* [AIM OF THE TASK] Please show every line in the entries below that includes the word "MAC地址".

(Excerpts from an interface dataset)
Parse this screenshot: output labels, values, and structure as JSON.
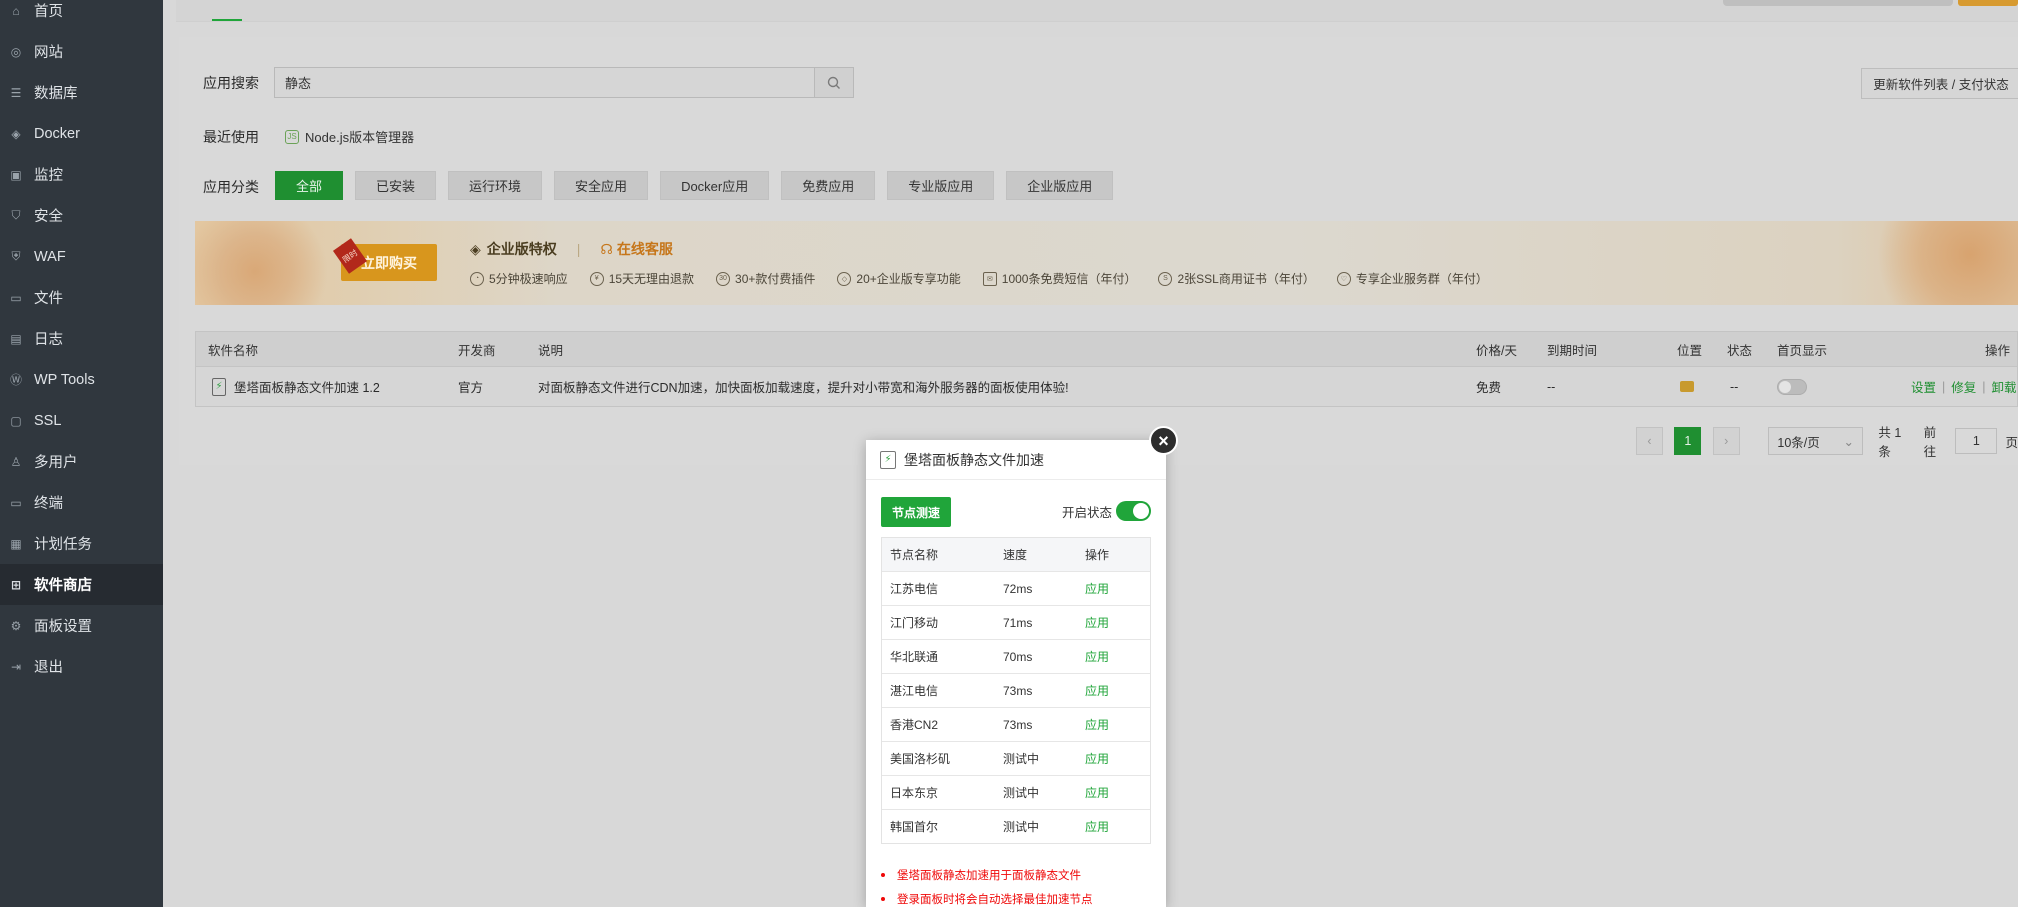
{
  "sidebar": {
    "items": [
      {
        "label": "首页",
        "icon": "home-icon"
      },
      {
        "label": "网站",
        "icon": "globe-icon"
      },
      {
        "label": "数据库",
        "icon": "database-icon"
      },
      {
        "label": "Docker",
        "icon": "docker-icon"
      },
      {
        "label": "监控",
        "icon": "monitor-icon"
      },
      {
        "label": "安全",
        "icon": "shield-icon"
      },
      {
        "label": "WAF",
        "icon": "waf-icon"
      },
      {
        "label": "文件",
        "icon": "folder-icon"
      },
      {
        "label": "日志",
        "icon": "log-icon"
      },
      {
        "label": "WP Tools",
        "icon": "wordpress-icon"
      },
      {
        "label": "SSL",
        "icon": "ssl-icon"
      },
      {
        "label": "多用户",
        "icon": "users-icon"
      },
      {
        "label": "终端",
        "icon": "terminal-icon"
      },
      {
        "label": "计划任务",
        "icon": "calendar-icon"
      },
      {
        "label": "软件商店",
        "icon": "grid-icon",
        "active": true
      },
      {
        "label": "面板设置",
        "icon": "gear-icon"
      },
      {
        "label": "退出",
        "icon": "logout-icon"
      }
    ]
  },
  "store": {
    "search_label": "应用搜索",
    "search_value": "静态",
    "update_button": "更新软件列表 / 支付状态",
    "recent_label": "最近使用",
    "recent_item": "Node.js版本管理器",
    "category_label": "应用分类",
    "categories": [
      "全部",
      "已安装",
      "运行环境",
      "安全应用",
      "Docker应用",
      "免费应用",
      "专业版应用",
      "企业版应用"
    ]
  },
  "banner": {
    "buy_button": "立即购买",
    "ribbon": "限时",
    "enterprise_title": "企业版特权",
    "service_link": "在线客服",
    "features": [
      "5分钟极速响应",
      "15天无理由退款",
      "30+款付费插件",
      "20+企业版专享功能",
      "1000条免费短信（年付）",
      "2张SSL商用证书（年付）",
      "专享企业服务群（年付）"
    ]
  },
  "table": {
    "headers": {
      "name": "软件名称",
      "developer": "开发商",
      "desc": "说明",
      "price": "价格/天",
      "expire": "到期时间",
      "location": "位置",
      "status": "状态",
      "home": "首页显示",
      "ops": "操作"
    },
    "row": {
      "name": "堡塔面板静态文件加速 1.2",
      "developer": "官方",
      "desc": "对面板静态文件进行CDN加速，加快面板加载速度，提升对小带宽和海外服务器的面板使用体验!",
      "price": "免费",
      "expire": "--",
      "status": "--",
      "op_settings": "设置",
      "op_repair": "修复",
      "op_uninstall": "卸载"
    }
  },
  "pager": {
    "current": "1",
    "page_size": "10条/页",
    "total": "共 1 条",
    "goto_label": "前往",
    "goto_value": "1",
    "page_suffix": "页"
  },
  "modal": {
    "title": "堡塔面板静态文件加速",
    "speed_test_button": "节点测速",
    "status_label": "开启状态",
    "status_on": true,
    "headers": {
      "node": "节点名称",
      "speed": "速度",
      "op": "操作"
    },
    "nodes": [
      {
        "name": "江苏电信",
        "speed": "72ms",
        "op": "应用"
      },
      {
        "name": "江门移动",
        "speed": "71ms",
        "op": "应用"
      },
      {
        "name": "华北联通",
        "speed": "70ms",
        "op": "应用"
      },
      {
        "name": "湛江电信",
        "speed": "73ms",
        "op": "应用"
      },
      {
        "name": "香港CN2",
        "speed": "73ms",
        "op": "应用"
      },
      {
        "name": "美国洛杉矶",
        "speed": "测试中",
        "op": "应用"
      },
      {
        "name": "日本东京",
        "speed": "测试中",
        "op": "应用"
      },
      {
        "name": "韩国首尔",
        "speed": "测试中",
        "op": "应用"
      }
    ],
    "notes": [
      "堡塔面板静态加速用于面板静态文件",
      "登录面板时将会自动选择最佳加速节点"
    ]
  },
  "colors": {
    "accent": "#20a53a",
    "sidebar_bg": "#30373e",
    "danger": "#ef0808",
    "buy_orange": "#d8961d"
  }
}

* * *

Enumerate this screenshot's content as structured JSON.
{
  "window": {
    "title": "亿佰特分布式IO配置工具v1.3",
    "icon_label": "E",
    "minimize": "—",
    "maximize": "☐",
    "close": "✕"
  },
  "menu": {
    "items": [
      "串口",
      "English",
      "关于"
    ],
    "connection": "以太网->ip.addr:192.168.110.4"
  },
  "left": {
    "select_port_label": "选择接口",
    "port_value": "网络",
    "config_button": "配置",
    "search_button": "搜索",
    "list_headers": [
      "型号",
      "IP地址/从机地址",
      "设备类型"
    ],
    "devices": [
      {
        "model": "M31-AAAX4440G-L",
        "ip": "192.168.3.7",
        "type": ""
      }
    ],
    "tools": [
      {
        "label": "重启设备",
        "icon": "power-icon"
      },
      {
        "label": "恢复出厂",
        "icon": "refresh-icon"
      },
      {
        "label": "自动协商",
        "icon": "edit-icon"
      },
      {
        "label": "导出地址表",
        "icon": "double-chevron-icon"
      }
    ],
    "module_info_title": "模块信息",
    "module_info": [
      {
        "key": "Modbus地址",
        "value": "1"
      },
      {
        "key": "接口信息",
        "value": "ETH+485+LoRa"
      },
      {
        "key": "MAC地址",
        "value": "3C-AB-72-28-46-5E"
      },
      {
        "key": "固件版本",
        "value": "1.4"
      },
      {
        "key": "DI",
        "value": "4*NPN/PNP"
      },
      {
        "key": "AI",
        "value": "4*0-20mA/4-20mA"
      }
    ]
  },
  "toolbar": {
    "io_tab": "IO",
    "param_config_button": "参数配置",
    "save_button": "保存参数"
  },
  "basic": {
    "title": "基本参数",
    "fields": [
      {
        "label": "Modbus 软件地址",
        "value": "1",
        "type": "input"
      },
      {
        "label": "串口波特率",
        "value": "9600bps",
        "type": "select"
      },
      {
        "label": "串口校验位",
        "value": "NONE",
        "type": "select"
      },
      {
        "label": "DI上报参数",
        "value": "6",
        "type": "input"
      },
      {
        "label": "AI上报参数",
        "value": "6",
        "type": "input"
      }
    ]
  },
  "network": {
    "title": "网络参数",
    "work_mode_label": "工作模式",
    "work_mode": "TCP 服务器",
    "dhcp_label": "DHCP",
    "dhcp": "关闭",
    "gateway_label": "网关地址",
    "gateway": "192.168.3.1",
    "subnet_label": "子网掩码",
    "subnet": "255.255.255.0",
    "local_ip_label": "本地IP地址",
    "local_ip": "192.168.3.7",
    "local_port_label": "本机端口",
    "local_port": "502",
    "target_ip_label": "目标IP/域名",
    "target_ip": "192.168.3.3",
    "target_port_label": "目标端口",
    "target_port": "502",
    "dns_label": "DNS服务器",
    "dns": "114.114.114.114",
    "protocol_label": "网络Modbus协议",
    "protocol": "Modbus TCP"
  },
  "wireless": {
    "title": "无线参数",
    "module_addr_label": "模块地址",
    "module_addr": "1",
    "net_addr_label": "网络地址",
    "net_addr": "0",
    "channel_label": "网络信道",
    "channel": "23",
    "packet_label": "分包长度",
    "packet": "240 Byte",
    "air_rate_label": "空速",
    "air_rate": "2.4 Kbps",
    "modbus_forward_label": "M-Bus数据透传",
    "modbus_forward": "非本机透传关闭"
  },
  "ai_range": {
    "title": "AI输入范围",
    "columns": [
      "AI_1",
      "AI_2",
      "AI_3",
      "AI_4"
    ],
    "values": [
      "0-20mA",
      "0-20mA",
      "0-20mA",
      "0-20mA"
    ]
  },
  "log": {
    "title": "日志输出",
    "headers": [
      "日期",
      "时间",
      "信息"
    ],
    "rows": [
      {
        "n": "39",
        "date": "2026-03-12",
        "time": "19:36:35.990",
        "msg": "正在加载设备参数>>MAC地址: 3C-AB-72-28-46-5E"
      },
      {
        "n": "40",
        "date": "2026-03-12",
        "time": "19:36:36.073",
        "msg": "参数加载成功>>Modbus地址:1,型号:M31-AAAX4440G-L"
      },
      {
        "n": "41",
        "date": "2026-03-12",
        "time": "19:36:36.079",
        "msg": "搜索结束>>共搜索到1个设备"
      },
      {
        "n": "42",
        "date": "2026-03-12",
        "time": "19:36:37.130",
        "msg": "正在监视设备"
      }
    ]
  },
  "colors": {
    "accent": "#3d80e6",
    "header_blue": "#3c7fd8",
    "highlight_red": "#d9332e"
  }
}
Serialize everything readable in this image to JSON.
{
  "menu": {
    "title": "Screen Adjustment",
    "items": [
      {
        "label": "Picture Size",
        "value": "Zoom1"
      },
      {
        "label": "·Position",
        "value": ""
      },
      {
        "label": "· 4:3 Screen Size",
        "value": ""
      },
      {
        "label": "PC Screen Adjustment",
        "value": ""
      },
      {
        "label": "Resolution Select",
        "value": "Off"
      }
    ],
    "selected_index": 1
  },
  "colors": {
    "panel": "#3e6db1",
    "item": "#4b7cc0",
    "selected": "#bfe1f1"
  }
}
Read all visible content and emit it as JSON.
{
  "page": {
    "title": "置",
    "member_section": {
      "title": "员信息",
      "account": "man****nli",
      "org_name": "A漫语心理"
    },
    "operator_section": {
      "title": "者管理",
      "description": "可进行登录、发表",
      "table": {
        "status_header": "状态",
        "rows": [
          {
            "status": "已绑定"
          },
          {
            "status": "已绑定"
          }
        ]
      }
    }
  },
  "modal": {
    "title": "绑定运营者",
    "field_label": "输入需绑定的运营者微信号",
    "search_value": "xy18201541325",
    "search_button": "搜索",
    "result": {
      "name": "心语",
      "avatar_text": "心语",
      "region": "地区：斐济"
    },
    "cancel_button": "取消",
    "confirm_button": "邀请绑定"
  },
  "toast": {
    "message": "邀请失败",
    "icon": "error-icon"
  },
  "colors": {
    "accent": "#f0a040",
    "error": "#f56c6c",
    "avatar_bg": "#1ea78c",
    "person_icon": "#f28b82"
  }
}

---

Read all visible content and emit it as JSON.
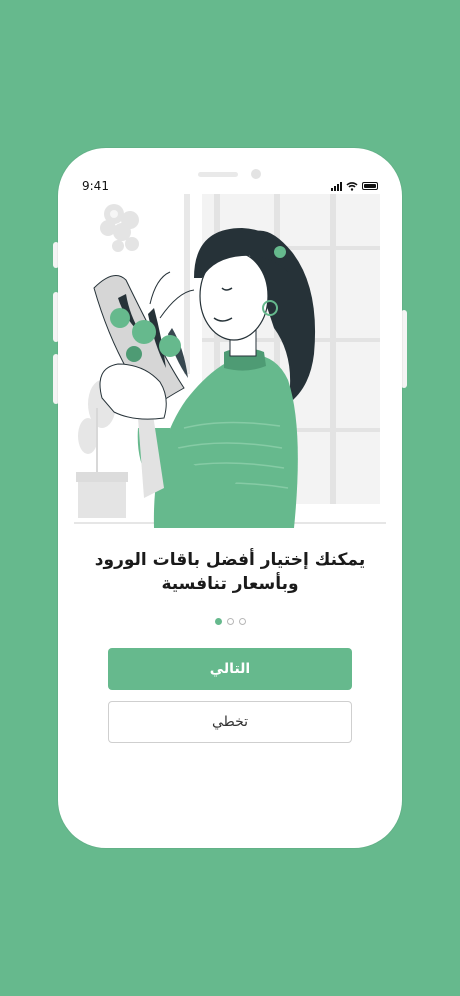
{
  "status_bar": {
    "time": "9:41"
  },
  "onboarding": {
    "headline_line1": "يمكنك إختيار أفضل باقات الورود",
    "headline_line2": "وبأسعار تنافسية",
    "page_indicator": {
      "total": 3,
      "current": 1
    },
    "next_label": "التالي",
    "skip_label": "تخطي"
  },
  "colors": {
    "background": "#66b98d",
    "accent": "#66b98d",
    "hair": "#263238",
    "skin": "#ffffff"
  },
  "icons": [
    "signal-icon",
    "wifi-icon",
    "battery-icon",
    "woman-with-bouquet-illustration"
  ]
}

* [OUTPUT]
        "key": "MAC地址",
        "msg": "正在加载设备参数>>MAC地址: 3C-AB-72-28-46-5E"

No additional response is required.